However, you should have the right combination of materials to achieve the nutrient-rich compost you need for your crops. Most compost is merely created from an equal mixture of brown and green materials.
By “brown” materials, I’m referring to things like twigs, dead leaves or branches that add carbon to your compost mixture. And by the “green” materials I mean waste that consists of household wastes. Grass clippings, coffee grounds or food wastes for example. These provide nitrogen.
It’s good to compost, it minimizes waste in your yard and home. It improves your soil structure and increases your harvests.
Why Compost your soil?
What is compost used for? For starters, composting is a contribution to healing our natural world. How? You may ask. Well, the daily waste from our households contains 40% organic matter. You can recycle and return it to the soil as humus for your compose fertilizers.

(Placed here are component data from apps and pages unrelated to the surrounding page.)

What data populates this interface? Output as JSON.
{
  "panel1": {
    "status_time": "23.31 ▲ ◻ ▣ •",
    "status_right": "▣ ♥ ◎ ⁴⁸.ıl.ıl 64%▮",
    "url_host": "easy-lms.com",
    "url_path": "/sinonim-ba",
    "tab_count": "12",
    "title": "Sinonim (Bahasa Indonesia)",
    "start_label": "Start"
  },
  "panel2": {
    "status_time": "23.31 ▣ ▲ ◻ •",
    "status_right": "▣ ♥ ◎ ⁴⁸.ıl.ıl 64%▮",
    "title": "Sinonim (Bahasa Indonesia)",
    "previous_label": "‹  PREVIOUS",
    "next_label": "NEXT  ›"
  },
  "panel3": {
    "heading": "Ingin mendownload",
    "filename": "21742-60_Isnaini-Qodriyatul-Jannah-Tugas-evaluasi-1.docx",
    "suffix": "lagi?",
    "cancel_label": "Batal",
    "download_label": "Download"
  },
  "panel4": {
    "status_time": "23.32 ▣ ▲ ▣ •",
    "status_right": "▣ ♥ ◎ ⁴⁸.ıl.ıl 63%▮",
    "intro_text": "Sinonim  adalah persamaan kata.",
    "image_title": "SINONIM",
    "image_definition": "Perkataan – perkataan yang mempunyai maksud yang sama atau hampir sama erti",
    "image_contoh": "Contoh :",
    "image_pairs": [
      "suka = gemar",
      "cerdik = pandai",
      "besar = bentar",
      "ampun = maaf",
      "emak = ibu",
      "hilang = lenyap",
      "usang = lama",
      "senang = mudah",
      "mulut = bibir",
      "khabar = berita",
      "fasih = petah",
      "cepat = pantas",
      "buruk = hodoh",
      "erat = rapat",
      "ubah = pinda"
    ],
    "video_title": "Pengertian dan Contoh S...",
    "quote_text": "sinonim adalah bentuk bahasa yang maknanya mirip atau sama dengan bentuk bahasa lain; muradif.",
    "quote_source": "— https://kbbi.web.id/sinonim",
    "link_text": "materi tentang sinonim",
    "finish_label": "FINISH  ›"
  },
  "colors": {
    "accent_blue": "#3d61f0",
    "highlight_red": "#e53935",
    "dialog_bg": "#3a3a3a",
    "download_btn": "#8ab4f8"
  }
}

This simply means you can obtain 30kgs of compost from every 100kgs of organic waste. It helps reduce the landfill wastes and it produces five times fewer greenhouse gases than industrial composting.
Composting neutralizes the soil. It prevents the soil from becoming too acidic or too alkaline. Composted soil tends to be perfect for plant growth.
Soil composting fertilizer adds the creation of new, nutrient-rich soil. It’s a superb enhancement of overall soil quality of your garden. You’re literally boosting the production of your plants.
Compost reduces erosion and increases the plants’ ability to harbor root systems which prevents soil runoffs. As a matter of fact, a 5% organic material addition increases the amount of water absorption capacity by 4 times.
It creates a healthy soil structure with its ability to stimulate soil particle clusters. Adding compost to soil increases the amount of air pockets and channels. It allows the soil to hold water, air, and nutrients. Which helps the soil with an ability to support root structures of your crops.
The process of composting betters the overall quality of the air around us. Composting is air-friendly compared to burning the yard waste. Burning waste may release deadly chemical dioxins into the air.
What to add to Compost
Let me guess the question running through your mind right now. What is compost made of? Anything that quickly and easily breaks down while providing nitrogen and moisture to the soil. You can throw in anything that was living. Frankly, if it grew from the ground, it belongs in your compost pile.
Throw in cucumber ends, apple cores, avocado pits and/or vegetable peelings or fruit scrap into your compost heap. You can also add grains sprout from the soil, such as stale bread, cereal, or pasta into your compost. And (uninfected) cut flowers or plant trimmings can be included also.
Some of the acceptable things are coffee grounds and filters, tea leaves, herbs, spices, and nut and egg shells. Also think fallen leaves, cardboard egg boxes, or scrunched up paper you’ve been throwing into your trash can.
Plant composting is a form of next level gardening. This is where you go further than adding your food wastes onto your compost pile. This is when you practice growing plants to add to your compost. Making it even richer. compose fertilizer are way better than store fertilizers.
Composting in garden or farm set ups feeds the soil. Whereas fertilizers feed the crops. Garden compost is best for plants. And it’s important to keep in mind that compost and organic fertilizers can work well together. The compost’s organic matter gets the fertilizer nutrients ready for plants’ use.
You could use fertilizers without compost, but why not use it and increase soil fertility and moisture. Regularly composted soil often requires less fertilizer compared to soil that isn’t.